# Exercise requirements
Lines holding the string "calendar" are the ones to copy; find them all in the data.

(Data records for software interfaces)
=== Begin Enclosure ===

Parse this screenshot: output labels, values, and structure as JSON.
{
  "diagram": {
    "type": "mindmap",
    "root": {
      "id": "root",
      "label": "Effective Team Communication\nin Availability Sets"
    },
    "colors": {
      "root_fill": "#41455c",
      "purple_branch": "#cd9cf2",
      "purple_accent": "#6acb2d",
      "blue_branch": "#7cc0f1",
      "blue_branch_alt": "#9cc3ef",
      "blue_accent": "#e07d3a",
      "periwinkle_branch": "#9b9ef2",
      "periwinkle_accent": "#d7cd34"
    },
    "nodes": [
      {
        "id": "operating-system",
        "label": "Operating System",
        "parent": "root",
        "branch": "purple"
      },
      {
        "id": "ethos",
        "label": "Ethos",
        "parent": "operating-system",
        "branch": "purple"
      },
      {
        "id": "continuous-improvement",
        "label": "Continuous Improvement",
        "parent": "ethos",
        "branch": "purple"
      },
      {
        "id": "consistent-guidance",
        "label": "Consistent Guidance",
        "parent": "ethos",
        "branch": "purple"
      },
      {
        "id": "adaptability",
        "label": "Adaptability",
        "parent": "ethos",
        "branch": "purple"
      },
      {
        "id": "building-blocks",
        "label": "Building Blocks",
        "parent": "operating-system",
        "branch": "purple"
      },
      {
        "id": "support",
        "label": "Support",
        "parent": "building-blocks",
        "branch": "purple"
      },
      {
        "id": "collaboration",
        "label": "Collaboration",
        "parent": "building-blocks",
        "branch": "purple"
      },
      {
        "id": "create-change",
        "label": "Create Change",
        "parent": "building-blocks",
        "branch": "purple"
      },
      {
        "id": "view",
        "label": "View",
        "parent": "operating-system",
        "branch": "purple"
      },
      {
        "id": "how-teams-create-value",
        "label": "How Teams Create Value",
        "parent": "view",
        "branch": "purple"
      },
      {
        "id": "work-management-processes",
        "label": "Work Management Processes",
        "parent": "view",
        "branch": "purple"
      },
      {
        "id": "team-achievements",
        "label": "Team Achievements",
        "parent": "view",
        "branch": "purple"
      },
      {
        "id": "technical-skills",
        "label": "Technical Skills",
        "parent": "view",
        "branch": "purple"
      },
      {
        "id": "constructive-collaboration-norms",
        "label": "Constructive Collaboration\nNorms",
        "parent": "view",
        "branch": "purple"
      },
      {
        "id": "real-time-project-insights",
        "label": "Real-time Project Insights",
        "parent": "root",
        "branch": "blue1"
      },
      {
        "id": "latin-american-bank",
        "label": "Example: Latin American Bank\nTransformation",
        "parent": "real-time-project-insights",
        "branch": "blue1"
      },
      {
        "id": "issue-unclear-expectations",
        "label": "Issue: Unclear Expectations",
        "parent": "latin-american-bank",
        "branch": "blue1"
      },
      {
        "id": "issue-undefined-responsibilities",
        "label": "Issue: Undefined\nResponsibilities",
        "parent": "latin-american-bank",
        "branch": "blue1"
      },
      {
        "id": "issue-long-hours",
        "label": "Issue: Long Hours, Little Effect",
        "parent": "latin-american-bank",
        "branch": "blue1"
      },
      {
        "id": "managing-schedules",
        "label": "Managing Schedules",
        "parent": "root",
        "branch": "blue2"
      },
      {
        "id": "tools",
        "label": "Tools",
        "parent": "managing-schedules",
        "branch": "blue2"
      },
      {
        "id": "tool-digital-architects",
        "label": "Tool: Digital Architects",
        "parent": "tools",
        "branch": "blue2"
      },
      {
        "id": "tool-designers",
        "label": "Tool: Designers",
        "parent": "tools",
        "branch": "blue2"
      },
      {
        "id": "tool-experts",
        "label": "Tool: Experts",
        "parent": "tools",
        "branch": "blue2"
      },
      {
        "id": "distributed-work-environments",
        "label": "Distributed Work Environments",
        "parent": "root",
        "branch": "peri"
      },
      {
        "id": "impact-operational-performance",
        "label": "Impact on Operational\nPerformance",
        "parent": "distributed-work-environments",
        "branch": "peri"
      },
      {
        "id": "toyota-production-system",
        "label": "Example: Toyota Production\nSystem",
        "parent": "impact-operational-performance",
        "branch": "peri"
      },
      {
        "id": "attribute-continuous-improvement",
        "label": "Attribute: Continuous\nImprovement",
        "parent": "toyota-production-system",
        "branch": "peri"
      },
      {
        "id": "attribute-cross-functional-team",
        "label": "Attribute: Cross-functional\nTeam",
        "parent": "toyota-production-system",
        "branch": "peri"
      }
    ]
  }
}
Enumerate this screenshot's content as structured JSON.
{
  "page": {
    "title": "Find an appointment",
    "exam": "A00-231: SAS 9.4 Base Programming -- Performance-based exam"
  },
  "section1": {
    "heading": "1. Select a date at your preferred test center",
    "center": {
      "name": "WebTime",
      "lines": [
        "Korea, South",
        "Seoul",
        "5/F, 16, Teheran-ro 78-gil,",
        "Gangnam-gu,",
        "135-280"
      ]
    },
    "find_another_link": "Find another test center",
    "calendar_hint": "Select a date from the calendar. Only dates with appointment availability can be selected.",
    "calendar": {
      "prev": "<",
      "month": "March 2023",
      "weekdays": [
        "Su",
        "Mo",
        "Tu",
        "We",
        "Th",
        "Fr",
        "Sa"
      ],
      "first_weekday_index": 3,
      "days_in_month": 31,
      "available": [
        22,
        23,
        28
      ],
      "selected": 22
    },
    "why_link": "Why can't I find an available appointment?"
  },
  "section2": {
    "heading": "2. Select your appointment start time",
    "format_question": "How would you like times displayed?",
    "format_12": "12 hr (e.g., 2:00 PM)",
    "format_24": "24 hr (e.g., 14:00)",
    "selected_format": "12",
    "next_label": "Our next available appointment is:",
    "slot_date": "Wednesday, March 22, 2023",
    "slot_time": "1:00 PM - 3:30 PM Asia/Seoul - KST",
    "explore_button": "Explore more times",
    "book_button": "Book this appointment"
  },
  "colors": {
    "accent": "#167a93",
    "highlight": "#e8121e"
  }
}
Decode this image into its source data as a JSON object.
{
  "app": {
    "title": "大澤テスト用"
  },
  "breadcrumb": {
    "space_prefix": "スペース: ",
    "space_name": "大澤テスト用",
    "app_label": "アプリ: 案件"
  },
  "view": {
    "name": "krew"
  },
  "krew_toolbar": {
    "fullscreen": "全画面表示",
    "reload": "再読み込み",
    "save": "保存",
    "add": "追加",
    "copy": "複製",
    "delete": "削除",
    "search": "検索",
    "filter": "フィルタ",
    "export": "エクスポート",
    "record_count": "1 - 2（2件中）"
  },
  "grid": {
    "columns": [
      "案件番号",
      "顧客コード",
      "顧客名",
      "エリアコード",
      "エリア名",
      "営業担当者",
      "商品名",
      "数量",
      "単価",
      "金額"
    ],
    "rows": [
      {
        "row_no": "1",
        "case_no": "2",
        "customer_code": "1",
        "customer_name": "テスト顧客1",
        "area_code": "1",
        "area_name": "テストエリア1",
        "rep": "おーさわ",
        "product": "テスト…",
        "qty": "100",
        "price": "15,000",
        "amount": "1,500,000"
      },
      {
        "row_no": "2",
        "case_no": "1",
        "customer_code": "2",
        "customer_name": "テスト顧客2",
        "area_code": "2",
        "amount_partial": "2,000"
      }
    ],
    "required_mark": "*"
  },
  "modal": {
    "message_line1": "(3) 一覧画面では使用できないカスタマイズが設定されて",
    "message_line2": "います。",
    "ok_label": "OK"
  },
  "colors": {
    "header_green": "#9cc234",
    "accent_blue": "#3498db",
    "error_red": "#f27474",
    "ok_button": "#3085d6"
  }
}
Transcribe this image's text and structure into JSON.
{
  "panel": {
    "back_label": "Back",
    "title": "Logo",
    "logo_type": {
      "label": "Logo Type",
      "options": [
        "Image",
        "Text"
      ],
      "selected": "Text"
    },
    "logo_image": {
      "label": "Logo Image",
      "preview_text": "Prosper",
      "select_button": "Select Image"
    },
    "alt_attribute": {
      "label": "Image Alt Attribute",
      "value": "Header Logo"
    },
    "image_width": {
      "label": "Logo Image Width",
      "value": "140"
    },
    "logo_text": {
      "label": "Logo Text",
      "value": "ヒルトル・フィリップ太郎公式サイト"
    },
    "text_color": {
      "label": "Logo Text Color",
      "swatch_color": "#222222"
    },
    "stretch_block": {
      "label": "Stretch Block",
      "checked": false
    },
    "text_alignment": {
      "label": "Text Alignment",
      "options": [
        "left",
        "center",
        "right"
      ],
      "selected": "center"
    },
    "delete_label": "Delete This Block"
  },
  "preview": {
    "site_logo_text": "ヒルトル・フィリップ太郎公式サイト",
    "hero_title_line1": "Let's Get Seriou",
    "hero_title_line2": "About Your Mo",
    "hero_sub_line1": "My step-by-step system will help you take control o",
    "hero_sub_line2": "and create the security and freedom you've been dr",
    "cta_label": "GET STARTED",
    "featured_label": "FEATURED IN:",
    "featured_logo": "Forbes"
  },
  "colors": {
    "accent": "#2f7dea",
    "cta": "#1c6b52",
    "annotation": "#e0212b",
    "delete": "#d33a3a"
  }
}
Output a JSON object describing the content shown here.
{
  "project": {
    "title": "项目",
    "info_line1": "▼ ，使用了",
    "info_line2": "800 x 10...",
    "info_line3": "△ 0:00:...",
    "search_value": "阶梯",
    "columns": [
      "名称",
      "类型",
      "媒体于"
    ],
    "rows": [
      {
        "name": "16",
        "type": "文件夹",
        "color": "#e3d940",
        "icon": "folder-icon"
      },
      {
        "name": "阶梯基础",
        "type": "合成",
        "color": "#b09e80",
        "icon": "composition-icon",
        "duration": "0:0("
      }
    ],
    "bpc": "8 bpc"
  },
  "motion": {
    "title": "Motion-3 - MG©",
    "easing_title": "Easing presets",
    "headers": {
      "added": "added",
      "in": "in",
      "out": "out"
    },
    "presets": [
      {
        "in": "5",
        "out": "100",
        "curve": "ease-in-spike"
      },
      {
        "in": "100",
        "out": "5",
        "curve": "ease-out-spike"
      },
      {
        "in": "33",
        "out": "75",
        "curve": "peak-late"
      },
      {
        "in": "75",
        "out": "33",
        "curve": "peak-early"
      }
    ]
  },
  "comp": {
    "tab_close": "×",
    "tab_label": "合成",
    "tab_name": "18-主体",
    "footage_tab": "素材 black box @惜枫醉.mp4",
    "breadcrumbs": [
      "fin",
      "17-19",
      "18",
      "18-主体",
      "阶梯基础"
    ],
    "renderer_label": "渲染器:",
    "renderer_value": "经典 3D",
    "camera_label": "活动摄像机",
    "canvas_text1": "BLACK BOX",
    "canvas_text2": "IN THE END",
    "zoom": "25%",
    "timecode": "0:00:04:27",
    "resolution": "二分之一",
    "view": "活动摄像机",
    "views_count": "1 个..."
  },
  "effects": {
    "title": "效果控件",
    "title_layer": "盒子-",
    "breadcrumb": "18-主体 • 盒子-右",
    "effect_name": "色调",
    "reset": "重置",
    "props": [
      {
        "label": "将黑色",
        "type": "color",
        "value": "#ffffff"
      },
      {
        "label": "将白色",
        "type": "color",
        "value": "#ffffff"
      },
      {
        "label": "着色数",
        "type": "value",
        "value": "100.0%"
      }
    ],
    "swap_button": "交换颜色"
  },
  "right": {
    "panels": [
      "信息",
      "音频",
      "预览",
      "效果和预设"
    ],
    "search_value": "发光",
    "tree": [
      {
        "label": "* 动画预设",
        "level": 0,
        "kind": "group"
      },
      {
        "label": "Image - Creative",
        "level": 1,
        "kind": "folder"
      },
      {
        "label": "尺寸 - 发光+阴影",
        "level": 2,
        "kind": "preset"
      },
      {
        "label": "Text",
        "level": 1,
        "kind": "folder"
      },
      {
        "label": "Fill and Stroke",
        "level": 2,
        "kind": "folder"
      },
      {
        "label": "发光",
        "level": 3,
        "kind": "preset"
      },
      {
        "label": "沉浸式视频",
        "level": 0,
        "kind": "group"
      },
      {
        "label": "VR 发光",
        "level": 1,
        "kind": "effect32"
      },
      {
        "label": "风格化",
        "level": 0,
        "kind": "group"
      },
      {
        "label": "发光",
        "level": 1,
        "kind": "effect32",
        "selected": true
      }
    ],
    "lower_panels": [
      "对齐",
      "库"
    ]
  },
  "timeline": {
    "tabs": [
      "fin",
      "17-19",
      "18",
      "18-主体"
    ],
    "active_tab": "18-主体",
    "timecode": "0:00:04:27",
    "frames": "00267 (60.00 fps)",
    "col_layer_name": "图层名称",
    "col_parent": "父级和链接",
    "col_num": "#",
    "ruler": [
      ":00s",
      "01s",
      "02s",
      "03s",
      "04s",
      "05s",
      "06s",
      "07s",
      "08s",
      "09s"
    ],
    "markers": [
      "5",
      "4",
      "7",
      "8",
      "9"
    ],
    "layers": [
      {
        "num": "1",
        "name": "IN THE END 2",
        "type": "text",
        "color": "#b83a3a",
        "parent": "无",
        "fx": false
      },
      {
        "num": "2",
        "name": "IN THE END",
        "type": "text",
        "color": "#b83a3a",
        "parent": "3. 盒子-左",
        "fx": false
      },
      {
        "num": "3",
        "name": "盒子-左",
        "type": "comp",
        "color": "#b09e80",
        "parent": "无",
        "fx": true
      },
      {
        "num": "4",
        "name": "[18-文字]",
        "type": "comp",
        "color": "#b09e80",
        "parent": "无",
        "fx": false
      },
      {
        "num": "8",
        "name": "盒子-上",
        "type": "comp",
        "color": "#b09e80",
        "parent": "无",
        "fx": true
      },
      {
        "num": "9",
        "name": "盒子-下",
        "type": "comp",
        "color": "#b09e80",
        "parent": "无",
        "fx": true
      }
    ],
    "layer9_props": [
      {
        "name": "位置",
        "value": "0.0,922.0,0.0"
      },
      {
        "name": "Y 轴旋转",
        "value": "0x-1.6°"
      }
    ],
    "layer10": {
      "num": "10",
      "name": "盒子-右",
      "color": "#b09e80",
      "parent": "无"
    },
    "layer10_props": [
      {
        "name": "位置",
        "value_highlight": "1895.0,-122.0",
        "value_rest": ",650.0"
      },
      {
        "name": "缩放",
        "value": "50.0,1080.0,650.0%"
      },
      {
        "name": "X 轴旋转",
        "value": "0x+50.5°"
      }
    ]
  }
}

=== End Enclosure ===

# Task output
    "calendar_hint": "Select a date from the calendar. Only dates with appointment availability can be selected.",
    "calendar": {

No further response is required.